It’s always interesting to see how a young player responds to his first real taste of adversity. Each player, no matter how talented, has their own “welcome to the NFL moment.”
Ugo Amadi’s came in the Divisional Round against the Green Bay Packers. Amadi, a 2019 fourth-round pick by the Seahawks, had earned the starting nickel job by that point after biding his time for much of the season. In addition to being a special teams standout for most of the year, particularly as a gunner on punt coverage, Amadi had some promising moments at nickel.
But he struggled against the Packers. Davante Adams tormented Seattle’s secondary all game long with Amadi being victimized on a few occasions. Green Bay’s superstar wideout racked up eight receptions for 160 yards and two touchdowns.
“I’m glad you brought that up because that’s something I can’t forget,” Amadi said on the latest episode of the Talkin’ Seahawks Podcast. “I’m constantly thinking about that all the time.”
Amadi said he watches that game film regularly and as recent as Tuesday night. He has found the balance of using the game as fuel and as a source of motivation rather than lamenting on his shortcomings in that particular contest.
“Whenever you don’t play well, it’s hard to watch it,” he said. “Everyone wants to watch themselves doing good, but it’s hard for them to watch themselves doing bad. I’ve watched that game and play so many times.”
The play that Amadi is referring to is the Adams’ third-down reception that sealed the win for Green Bay late in the fourth quarter. On 3rd-and-8 from the Packers 22-yard line, Aaron Rodgers found Adams down the right sideline for a back-breaking 32-yard gain.
Amadi was in single coverage against Adams on the play.
“I was thrown in the fire, and it was tough,” he said. “I knew who I was going against, but all of my offseason training has been all about that. That’s something that I can’t forget. That’s something I’ve been preparing for – my technique, my feet, my hands, my eye coordination – all that stuff.”
He’s spent his offseason working at being more confident and stronger at the line of scrimmage. Amadi has also put in considerable work on the mental side of the position. Understanding how down and distance as well as personnel impacts a team’s (and receiver’s) tendencies and pre-snap route recognition have been particular points of emphasis.
“It’s checking off all those things just to help me out and put me in a better position,” Amadi said.
Earlier this offseason, Pete Carroll said that nickel job is Amadi’s to lose in 2020. That doesn’t mean Amadi won’t have competition. There will be others vying for the role, and if Seattle doesn’t feel comfortable with any of their options, the Seahawks could once again opt to remain in base defense at a higher rate as they did in 2019.
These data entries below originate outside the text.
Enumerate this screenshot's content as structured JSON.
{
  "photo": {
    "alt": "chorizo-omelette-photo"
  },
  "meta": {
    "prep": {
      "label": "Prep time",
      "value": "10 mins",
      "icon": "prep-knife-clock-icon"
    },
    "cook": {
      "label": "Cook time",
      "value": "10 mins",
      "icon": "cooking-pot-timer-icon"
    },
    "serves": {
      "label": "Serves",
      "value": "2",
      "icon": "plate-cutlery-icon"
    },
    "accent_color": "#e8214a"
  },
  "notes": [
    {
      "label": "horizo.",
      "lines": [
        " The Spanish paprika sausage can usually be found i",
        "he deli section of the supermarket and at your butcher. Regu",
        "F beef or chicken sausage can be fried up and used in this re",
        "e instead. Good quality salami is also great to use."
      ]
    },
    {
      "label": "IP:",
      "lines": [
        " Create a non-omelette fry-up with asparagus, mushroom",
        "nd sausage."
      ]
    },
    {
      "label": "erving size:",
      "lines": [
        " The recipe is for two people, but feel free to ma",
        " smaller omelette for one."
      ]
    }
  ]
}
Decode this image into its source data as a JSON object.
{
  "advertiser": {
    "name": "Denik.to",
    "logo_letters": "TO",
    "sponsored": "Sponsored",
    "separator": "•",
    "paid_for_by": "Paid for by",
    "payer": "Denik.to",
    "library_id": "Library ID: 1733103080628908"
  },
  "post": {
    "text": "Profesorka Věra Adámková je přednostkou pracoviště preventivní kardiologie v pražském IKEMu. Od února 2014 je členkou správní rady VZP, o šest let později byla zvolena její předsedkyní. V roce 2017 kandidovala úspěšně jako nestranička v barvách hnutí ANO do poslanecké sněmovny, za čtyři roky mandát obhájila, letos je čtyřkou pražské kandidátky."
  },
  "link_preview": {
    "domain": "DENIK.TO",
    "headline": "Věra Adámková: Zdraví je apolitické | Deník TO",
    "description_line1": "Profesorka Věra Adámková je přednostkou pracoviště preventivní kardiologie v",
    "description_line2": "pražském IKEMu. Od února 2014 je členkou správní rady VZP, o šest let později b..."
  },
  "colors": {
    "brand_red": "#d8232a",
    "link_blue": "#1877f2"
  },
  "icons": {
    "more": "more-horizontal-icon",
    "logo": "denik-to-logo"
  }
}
Every indication is that Amadi is well aware of the opportunity he’ll be afforded once training camp opens on July 28 and what it will take to earn considerable playing time in his second NFL season.
“I’ve always had that mentality, that my job is always at risk every day I come to work,” he said. “For me personally, I need to make sure I’m just as sharp as everybody out there and make sure that my iron is just as sharp as everybody out there. I’ve got to come back in shape and know the playbook.
“I’ve got to do everything right. There is no room for error for me. I’m only worried about myself, the man in the mirror.”
You can listen to the full podcast with Amadi here.